Pardisse expressed that she would rather have “him alive and in jail rather than dead and be a hero” stating her father’s Fig. 7 (p. 107) freedom was cut short even if it were a “heroic” action. (Satrapi 86) Seemed like no matter what type of action the citizens of Iran did, whether it were: demonstrations, ? eeing, commemorating, etc. the citizens shared a common goal of ? ghting for their own freedom and purpose. Unfortunately, all of their attempts were cut short due to the government’s policies. Finally, the last concept that allowed the citizens of Iran to not obtain full happiness and reedom were the possession of material goods. After the fall of the Shah’s regime and start of the Islamic Revolution, a variety of items that resembled a Western culture (British or American goods) were forbidden. Items such as alcohol, music, playing cards, ? lm, magazines, lipstick, posters, nail polish, etc. were illegal. (Fig. 8) If Marji or any other citizen wanted to buy or use Fig. 8 (p. 132) the material goods that are forbidden, they would have to sneak it in or go to a black market to purchase the goods. The items such as music tapes, chocolate, lipstick, nail polish, etc. ere forbidden because it promoted a Western culture which the religious leaders opposed of. It was only during the Shah’s regime, the White Revolution, where the Shah wanted to modernize the country of Iran. However, when the Shah’s regime fell, the traditionalists Fig. 9 (p. 133) took over control. If the citizens were caught with possession of these items, they could be thrown into jail or taken to a committee where the guardians of the revolution stayed and decided what the punishment will be for that citizen. (Fig. 9) “Their job was to put us back on the straight and narrow by explaining the duties of Muslim Fig. (p. 133) women. ” (Satrapi 133) Clearly reenforcing their limited freedom. Material goods do in fact play a signi? cant role in the Iranian citizens’ freedom and happiness because it truly shows how restricted the citizens are. Simple items, which I consider to be harmless and entertaining, such as music or posters can lead to punishment for a citizen and it’s crazy to see that items that should be used for personal enjoyment are used to restrict one’s life. No matter who was in control, the citizens of Iran were always con? ned and had to obey the government’s laws and policies.
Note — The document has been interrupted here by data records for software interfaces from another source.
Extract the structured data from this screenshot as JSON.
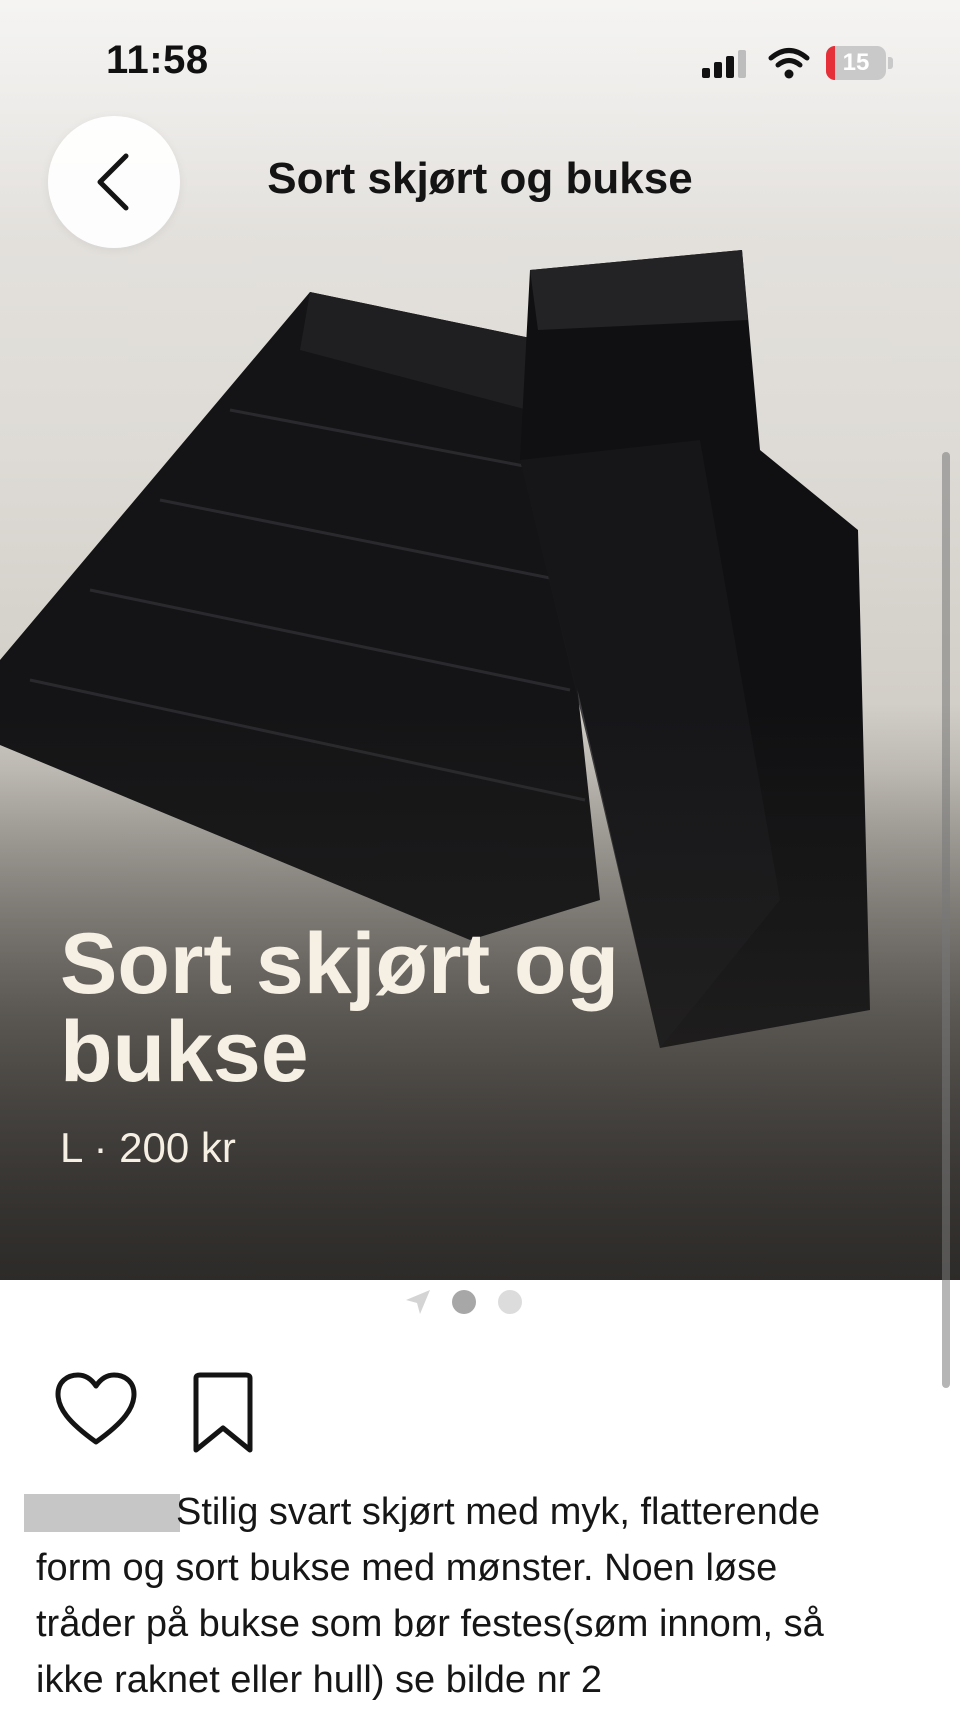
{
  "status_bar": {
    "time": "11:58",
    "battery_level": "15",
    "battery_percent": 15,
    "battery_color": "#e5303a"
  },
  "header": {
    "title": "Sort skjørt og bukse",
    "back_icon": "chevron-left-icon"
  },
  "listing": {
    "title": "Sort skjørt og bukse",
    "meta": "L · 200 kr"
  },
  "pager": {
    "total": 2,
    "current": 1
  },
  "actions": {
    "like_icon": "heart-icon",
    "save_icon": "bookmark-icon"
  },
  "description": {
    "text": "Stilig svart skjørt med myk, flatterende\nform og sort bukse med mønster. Noen løse\ntråder på bukse som bør festes(søm innom, så\nikke raknet eller hull) se bilde nr 2"
  }
}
As the years progressed, the country of Iran was going downhill and the citizens were slowly losing their freedom. Some citizens ? ed out of the country in search for a better life and others risked their lives to demonstrate against the government. “We feel it’s better for you to be far away and happy than close by and miserable. Judging by the situation here, you’ll be better off somewhere else. ” (Satrapi 148), said Marji’s parents to Marji; implying she will seek a better life and will obtain that happiness and freedom elsewhere. In the end, all of the citizens lived an unhappy life full of fear. They were never granted bsolute freedom even though some citizens demanded an end to monarchy and the start of a democracy. Every restriction continued to contain and mold the citizens into becoming what the government wanted the people of Iran to be perceived as. Therefore, the citizens were never granted their own individual freedom where they had the ability to demonstrate any of their given liberties such as freedom of speech, press, or assembly. All the citizens were held in captivity due to the leadership and a series of unfortunate events that limited their given freedom, which in turn never allowed them to obtain happiness.